● WHAT YOU HAVE TO DO
Whenever a line of the data below holds the string "Preview", copy that line.

· · · · · · ·

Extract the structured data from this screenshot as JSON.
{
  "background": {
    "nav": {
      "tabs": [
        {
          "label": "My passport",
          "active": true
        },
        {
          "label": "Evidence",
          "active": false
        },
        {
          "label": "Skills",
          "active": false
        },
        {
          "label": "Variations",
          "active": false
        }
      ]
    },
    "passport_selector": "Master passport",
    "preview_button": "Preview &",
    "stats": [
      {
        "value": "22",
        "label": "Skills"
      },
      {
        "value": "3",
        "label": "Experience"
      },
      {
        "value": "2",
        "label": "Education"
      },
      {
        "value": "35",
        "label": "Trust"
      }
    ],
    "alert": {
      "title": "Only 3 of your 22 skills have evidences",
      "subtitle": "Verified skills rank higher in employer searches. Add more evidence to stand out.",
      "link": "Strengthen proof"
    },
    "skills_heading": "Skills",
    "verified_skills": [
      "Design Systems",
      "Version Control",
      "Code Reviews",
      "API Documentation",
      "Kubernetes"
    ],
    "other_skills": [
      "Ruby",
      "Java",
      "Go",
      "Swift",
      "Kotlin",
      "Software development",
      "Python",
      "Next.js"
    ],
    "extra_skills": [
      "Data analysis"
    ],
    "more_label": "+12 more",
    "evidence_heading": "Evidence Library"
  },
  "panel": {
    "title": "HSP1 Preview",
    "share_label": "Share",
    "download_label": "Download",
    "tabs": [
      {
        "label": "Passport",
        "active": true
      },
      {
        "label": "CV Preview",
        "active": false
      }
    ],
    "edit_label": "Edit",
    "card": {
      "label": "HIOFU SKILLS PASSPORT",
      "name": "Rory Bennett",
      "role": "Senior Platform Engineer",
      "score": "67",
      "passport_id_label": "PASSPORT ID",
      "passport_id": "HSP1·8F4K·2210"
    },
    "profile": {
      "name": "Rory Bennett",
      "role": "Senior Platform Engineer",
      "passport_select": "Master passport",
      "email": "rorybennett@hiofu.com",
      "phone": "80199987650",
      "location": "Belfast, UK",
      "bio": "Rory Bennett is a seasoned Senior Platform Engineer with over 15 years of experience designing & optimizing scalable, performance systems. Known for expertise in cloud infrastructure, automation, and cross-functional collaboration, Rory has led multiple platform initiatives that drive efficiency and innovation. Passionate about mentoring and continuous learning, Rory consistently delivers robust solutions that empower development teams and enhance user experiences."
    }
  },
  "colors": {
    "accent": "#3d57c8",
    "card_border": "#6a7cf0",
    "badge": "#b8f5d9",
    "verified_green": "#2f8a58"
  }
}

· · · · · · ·

● SOLUTION FOR THIS PROBLEM
    "preview_button": "Preview &",
    "title": "HSP1 Preview",
        "label": "CV Preview",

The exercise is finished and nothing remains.